Popular Mechanics (South Africa)

The world’s largest wheeled electric vehicle is a dump truck


WHO SAID electric vehicles can’t do hard labour? Meet Elektro Dumper, the biggest wheeled EV on the planet. eMining AG, a Swiss manufactur­er of smart constructi­on equipment, modified a standard Komatsu HD 605-7 truck, an off-highway vehicle used in quarries and mines, to operate entirely with electric energy. Plus, the thing recharges itself using rocks.

At 9.1 m long, 4.2 m wide, and 4.2 m tall, the ‘eDumper’ isn’t an obvious candidate for electrific­ation. But eMining AG didn’t just paint the stock dump truck green. The company also added a 600 kWh battery pack to the vehicle – enough to power six long-range Tesla Model S cars. Those lithium batteries tack on another 4 000 kg.

Here’s how it works: The eDumper weighs approximat­ely 41 tons and ascends a hill at, say, a 13 per cent grade. On the way back down, it’s now carrying 59 tons of

ore. To rectify that scenario, the truck’s regenerati­ve braking system actually recaptures the energy created by going downhill, refilling the battery’s charge for the next time the truck travels uphill.

For a crash course in regenerati­ve braking, think back to high school physics. Kinetic energy is created through motion, and potential energy is stored because of its placement relative to other objects. You can experience this in petrolpowe­red vehicles, too. The kinetic energy is created by a spark and the ignition, but while rolling down a hill, a vehicle creates more energy due to gravity.

Regenerati­ve braking, then, takes kinetic energy and transforms it into electrical potential energy that is stored back in the battery. Other factors – the truck’s weight, load, vertical position, and gravitatio­nal pull – dictate how much energy can be transforme­d and stored.

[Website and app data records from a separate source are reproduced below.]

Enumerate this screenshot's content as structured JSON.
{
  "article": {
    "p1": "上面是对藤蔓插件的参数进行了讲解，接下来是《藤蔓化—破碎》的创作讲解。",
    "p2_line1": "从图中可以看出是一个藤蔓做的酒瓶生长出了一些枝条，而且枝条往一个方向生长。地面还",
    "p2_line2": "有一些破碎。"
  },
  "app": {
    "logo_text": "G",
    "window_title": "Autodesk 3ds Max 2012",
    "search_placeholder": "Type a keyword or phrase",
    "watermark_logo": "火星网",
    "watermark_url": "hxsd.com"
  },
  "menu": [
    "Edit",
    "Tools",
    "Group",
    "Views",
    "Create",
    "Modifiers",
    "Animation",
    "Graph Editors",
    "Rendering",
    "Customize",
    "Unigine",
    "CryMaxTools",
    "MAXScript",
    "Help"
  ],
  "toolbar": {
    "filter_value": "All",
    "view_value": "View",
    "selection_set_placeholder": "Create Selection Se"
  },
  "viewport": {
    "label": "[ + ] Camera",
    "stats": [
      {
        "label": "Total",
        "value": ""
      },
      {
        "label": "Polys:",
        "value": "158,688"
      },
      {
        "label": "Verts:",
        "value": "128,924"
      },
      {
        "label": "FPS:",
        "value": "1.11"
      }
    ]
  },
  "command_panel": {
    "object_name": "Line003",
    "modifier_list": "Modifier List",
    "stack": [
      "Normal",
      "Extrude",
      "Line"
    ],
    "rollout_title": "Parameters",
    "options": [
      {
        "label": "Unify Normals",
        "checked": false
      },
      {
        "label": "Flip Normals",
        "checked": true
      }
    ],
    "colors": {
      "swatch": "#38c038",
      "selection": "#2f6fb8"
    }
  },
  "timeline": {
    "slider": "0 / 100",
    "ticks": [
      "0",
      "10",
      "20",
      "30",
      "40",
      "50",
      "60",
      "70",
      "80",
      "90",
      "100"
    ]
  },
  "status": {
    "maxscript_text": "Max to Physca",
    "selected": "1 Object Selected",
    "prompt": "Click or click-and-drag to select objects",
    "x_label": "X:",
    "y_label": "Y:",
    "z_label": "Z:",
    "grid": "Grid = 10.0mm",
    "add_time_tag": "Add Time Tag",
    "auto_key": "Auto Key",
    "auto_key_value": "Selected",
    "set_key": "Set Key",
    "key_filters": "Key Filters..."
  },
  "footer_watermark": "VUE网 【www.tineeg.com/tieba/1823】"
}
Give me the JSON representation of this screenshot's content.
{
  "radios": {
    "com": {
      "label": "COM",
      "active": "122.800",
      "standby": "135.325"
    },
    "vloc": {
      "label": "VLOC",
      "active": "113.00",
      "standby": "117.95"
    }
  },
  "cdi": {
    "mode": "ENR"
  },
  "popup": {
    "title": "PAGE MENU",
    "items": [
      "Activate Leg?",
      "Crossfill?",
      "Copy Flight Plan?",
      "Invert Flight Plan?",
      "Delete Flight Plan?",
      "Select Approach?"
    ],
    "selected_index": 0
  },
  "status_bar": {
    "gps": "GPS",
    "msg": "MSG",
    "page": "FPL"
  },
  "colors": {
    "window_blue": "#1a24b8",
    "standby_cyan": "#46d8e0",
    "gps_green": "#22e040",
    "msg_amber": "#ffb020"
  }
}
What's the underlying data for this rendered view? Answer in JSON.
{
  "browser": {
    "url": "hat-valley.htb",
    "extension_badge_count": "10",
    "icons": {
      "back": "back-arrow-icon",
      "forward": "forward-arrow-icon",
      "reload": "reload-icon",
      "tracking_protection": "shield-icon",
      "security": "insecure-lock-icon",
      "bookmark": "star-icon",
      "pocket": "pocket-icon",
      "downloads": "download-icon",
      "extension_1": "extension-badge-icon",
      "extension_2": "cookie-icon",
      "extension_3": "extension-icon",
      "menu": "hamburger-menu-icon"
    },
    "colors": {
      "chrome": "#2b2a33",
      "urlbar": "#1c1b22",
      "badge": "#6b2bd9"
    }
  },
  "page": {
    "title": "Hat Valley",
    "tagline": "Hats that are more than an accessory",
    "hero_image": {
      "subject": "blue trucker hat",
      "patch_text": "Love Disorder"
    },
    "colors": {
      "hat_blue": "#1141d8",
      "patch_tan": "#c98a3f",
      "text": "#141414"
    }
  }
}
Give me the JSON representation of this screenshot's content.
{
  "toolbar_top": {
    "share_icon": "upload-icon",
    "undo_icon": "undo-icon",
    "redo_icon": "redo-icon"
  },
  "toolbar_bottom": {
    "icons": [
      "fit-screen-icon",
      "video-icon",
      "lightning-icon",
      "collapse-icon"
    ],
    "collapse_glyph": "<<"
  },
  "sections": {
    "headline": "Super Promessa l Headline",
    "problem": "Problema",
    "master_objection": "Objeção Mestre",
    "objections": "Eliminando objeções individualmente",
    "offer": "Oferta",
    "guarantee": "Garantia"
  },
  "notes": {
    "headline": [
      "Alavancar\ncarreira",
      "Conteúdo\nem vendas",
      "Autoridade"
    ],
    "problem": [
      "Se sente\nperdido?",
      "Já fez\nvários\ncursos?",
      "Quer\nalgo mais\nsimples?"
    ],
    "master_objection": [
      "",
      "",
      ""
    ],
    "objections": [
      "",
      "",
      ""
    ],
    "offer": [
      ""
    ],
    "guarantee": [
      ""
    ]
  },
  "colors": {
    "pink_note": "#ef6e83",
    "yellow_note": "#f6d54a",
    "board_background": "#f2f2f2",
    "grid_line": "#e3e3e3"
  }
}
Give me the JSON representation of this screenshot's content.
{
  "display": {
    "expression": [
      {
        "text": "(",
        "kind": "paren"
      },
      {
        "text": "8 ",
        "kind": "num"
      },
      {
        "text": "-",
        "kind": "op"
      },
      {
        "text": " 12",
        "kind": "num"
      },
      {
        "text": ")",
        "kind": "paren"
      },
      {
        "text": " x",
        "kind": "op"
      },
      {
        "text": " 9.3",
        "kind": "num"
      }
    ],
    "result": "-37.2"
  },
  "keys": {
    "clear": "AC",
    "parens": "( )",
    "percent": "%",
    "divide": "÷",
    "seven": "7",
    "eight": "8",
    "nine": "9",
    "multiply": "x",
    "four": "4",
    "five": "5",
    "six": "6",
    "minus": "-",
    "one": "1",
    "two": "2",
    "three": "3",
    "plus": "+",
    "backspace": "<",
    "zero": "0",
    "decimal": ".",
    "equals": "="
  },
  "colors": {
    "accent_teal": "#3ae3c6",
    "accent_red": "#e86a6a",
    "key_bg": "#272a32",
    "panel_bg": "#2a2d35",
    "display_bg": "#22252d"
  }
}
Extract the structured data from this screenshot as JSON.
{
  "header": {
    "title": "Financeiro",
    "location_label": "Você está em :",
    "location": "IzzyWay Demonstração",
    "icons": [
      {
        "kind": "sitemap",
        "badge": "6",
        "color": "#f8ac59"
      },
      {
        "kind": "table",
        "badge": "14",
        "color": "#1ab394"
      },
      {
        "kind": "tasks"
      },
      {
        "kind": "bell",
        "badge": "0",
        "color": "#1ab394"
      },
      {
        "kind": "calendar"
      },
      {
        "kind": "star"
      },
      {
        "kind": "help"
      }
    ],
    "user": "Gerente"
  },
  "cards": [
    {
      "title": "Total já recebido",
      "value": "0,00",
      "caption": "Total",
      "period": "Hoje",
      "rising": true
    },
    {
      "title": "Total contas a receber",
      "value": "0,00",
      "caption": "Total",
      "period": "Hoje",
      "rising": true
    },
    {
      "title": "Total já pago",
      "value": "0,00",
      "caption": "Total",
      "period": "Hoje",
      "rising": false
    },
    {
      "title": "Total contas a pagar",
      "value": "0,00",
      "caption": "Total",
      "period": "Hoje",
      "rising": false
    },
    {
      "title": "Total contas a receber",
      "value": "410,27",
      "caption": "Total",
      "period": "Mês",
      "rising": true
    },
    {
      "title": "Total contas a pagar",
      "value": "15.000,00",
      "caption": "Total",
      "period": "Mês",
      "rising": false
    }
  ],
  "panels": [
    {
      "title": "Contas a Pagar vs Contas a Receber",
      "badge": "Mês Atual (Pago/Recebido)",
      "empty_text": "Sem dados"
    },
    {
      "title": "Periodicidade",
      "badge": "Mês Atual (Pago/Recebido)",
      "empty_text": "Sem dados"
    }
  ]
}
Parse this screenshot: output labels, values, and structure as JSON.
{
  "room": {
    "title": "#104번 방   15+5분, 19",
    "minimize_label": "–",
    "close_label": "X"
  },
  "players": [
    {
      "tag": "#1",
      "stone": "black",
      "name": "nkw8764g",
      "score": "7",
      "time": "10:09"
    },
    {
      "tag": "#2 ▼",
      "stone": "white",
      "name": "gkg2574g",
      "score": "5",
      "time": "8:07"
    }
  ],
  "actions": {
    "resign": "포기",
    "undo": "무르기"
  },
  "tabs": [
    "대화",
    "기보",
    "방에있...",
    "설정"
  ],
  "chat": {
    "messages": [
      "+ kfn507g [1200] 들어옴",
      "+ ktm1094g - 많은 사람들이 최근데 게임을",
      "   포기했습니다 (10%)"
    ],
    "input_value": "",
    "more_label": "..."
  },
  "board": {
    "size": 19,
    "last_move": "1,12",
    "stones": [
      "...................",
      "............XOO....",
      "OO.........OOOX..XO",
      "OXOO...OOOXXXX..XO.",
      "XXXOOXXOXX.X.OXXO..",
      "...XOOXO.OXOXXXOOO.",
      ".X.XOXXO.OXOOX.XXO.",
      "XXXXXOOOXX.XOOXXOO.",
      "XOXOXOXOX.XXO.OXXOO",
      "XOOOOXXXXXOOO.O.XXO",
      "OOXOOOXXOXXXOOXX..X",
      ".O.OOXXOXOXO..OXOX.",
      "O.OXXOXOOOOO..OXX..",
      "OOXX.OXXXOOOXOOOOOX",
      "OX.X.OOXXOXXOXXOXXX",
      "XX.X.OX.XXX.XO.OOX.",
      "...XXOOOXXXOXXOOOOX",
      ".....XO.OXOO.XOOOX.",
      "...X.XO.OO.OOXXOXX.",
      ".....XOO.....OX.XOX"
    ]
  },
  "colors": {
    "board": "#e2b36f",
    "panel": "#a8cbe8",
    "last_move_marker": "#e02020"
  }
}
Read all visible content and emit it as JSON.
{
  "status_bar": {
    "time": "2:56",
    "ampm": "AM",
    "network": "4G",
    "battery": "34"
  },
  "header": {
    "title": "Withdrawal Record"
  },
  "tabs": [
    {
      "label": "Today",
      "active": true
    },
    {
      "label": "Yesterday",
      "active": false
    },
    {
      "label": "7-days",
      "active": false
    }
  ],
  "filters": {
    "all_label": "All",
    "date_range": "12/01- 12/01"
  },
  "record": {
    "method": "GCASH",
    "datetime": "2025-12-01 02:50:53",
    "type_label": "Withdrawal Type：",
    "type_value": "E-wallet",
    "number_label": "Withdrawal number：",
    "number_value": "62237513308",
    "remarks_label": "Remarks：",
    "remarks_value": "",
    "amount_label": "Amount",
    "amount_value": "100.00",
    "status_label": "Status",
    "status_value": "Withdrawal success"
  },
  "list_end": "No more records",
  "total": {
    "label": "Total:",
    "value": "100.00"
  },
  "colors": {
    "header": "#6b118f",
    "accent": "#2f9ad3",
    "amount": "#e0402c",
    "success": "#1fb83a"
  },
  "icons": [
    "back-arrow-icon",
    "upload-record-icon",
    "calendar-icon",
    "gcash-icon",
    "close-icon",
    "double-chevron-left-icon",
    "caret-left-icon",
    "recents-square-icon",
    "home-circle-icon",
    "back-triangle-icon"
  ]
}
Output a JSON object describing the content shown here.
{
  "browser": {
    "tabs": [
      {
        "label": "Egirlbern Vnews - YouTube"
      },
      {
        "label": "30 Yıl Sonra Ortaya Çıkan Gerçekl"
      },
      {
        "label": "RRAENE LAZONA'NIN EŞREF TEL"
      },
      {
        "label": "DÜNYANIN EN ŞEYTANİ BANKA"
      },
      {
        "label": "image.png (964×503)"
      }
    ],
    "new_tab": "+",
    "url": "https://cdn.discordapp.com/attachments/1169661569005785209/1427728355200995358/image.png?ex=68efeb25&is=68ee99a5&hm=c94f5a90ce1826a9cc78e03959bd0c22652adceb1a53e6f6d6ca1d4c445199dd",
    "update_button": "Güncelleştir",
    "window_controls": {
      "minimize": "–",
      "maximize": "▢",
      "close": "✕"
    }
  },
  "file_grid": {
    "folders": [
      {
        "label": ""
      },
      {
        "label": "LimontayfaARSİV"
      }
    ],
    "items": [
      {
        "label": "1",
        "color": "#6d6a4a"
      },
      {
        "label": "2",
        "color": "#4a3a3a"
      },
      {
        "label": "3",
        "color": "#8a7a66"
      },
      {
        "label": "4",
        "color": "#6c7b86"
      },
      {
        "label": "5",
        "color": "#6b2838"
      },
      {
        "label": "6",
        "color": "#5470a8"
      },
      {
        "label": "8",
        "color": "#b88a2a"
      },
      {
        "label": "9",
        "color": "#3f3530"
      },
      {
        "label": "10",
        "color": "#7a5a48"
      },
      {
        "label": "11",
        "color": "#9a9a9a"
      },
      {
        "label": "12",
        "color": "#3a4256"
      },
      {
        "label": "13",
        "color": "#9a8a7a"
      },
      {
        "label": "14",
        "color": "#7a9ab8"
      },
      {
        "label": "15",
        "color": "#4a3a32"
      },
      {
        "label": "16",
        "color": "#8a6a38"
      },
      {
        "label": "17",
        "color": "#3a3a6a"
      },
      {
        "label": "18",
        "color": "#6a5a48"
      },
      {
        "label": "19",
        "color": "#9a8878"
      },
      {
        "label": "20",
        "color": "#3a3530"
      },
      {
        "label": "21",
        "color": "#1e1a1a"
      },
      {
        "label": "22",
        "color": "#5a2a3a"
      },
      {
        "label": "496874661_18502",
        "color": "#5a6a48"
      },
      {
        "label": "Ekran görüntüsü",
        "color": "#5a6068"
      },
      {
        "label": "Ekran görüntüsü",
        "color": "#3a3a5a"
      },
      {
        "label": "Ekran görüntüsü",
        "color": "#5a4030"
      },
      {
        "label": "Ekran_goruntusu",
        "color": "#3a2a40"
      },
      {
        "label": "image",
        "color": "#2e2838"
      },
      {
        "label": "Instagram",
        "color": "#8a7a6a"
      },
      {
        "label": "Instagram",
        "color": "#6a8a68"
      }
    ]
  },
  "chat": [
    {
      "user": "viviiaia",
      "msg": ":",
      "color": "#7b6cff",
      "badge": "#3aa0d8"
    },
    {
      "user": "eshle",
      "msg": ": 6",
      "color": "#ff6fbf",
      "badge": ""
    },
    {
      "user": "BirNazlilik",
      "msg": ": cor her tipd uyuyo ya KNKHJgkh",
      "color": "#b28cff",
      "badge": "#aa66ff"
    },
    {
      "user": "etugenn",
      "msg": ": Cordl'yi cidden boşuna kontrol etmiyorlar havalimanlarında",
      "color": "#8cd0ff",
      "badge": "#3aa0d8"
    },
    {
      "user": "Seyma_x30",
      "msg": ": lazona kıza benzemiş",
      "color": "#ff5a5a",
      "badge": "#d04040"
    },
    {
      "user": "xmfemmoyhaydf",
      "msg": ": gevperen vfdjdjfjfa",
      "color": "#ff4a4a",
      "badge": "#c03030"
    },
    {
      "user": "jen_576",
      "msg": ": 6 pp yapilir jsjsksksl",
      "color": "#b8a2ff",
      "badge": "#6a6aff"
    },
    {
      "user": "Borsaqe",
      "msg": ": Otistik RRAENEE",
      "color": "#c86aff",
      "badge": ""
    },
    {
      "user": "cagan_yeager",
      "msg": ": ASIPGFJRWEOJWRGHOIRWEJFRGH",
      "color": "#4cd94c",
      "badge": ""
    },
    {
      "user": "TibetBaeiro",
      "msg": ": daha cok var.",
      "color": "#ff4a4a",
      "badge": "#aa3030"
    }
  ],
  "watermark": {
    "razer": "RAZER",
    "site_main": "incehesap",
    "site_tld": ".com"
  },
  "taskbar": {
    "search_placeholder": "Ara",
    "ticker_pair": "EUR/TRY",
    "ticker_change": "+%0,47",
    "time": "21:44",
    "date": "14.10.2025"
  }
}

The same process is used in a few other electric vehicles, such as the Honda Clarity plug-in hybrid.

‘Rock trucks’ such as the Komatsu HD 605-7 haul marlstone, a type of lime-rich mudstone readily found in the sides of Swiss mountains. The cement trade relies on this raw material – these trucks transport it directly to their factories.

While the eDumper can go days without charging, an eMining AG rep says the truck still needs a good jolt from time to time if you put it through a rigorous workout. Frequently hitting the brakes, for example, may take up too much energy due to the mechanical parts moving.

While EVs are quickly proliferat­ing throughout the US, the serious work in the trades is still done by gas-guzzling diesel engines. And according to the World Economic Forum, an internatio­nal organisati­on for public-private cooperatio­n, heavy industry and transport will account for around 15.7 gigatons of carbon emissions by 2050, if left unchecked.

The eDumper is a good start, but it isn’t just a science experiment – it’s already hauling tons of rocks from a quarry on the slopes of the Chasseral to the Ciments Vigier SA cement factory near the Swiss town of Biel.

The eDumper’s tyres alone are more than
1.8 m tall.
/ BY COURTNEY LINDER / The eDumper’s tyres alone are more than 1.8 m tall.

Newspapers in English

Newspapers from South Africa